Monday, July 30, 2012
New High-Rise in Downtown Pittsburgh Means Jobs, Revitalization
The following is a guest submission by
Mike Mikus, Director, Consumer Energy Alliance Mid-Atlantic
As the driver of the Keystone State natural gas boom, the energy industry has continuously pumped life into the Pittsburgh region’s economy and job market. With the recent announcement that Oxford Development plans to build a multi-million dollar high-rise downtown, the Marcellus Shale industry once again promises to be a valuable and vital contributor to the city’s revitalization efforts.
Developers are eager to build projects, such as this “350 fifth” tower – located on the block between Fifth and Forbes Avenue – as the availability of desirable office space in downtown Pittsburgh continues to wane. Securing a long-term lease with a large company – particularly with a key player in the Marcellus Shale industry – is a major key to the development’s success, and big name energy companies, such as Chevron and Shell, are rumored to be targets. Landing a big anchor to occupy a sizable chunk of the space would allow the project to move forward.
By rejuvenating the vast, yet mostly vacant building that will be “350 fifth” – the proposed $238 million skyscraper – with much-needed and valuable retail space, the project will prove to be a positive for both Pittsburgh residents and the overall downtown area, alike. According to Oxford Development, the project is expected to create hundreds of jobs, including 450 construction jobs and 2,500 permanent jobs, if the plan is approved as is.
However, as city officials are looking to encourage a renaissance of development downtown – beginning with the proposed new high-rise – the drilling ban that’s currently in place threatens to scare off such sought-after tenants. Along with local industries, Pittsburgh mayor Luke Ravenstahl has expressed concerns over the negative effect the drilling ban has on the desire to relocate within city limits.

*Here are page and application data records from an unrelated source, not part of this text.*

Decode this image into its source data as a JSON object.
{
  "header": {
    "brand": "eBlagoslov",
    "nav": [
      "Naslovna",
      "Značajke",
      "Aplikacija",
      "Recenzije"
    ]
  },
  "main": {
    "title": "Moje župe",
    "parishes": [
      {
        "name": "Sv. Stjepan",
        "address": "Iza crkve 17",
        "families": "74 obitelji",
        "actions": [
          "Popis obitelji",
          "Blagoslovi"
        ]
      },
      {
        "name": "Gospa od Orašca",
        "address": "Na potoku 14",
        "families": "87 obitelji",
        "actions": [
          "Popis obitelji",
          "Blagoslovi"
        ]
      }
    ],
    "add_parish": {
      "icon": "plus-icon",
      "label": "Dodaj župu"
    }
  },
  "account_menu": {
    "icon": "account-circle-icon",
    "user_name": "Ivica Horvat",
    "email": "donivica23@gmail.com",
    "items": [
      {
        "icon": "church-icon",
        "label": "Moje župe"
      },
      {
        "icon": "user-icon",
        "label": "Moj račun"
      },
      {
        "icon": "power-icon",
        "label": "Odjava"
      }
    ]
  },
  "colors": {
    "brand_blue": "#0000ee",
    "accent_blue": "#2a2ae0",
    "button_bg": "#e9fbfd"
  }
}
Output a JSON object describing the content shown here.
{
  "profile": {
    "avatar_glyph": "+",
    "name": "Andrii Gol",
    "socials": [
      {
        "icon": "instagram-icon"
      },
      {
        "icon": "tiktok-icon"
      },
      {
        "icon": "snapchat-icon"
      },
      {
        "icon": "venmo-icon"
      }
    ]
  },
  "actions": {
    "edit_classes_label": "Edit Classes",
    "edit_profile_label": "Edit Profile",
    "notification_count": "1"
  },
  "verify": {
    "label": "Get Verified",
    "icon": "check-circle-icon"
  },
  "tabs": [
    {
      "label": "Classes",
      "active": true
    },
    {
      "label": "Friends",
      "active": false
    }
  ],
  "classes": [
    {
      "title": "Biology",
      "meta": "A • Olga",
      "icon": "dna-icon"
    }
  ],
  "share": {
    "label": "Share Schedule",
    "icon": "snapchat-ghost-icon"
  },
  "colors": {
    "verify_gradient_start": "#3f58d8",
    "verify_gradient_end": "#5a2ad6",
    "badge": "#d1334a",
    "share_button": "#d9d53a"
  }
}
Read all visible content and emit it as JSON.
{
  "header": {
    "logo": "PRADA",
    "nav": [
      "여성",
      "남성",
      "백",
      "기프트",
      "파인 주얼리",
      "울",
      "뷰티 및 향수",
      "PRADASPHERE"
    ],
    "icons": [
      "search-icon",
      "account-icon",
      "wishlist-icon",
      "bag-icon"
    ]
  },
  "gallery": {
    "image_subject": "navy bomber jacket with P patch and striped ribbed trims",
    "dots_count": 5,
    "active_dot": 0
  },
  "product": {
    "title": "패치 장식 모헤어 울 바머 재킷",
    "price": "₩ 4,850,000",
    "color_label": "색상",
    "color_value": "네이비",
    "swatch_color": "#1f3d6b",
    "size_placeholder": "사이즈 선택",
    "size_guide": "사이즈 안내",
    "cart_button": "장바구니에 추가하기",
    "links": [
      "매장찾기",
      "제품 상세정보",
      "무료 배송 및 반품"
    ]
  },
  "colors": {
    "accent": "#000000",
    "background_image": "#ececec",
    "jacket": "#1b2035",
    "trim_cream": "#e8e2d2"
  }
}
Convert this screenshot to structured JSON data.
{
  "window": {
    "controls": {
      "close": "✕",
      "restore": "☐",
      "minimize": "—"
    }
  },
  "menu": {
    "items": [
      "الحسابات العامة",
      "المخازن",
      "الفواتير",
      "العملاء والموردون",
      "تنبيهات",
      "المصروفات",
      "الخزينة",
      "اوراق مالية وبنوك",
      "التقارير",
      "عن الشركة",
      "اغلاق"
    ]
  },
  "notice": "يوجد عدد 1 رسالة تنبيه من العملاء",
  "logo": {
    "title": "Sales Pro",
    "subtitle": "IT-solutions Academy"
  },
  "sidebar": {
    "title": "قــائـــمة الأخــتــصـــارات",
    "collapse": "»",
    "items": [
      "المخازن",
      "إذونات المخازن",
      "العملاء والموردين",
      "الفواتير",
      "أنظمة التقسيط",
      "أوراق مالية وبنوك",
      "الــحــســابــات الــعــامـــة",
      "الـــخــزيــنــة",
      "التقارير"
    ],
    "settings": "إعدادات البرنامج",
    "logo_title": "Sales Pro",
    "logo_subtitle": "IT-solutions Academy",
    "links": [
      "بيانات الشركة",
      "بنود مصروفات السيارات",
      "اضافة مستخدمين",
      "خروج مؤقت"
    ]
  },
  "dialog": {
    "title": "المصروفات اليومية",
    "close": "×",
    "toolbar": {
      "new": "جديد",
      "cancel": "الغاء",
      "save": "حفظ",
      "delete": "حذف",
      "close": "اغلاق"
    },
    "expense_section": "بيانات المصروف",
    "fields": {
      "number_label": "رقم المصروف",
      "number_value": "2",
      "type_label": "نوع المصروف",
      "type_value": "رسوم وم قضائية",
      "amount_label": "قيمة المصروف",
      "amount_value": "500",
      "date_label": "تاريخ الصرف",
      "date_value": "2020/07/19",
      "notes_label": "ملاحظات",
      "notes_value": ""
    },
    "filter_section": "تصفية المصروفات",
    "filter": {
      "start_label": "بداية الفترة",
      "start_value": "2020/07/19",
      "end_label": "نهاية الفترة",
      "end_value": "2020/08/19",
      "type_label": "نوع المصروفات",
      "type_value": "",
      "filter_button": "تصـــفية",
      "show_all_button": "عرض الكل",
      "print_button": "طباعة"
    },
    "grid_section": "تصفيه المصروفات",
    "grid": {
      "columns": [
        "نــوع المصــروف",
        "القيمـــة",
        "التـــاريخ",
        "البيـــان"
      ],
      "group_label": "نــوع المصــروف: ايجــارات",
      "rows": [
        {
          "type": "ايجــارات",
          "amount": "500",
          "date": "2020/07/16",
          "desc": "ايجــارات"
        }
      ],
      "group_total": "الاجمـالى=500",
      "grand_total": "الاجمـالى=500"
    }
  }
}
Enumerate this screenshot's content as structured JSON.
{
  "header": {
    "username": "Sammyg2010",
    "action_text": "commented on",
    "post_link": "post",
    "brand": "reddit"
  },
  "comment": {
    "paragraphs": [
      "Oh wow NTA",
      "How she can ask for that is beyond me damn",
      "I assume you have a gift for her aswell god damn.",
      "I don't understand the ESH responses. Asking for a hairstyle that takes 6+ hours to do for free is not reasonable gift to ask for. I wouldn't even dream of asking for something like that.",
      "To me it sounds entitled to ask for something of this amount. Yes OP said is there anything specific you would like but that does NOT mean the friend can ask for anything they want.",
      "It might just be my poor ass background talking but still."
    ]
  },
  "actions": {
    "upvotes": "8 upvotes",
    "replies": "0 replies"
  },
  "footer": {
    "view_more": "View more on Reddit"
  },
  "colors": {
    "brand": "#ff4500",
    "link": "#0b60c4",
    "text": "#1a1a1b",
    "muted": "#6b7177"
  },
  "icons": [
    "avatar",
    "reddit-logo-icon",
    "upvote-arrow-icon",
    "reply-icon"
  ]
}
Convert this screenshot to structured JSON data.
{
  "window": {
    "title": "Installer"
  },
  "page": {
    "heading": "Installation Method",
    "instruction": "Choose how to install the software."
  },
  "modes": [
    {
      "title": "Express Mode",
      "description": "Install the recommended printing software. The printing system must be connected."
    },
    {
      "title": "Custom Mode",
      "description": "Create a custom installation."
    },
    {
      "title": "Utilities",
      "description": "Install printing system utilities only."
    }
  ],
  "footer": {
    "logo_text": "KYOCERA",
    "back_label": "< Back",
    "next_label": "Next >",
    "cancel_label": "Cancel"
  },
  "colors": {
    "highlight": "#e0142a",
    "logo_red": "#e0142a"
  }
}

With so much at stake for the city, policymakers should reconsider the ban on drilling that could cost our city sizeable investments, hundreds of jobs and significant economic development opportunities and growth. Pittsburgh cannot afford to lose out on the impact this development will have on the local economy, job market and widespread revitalization efforts.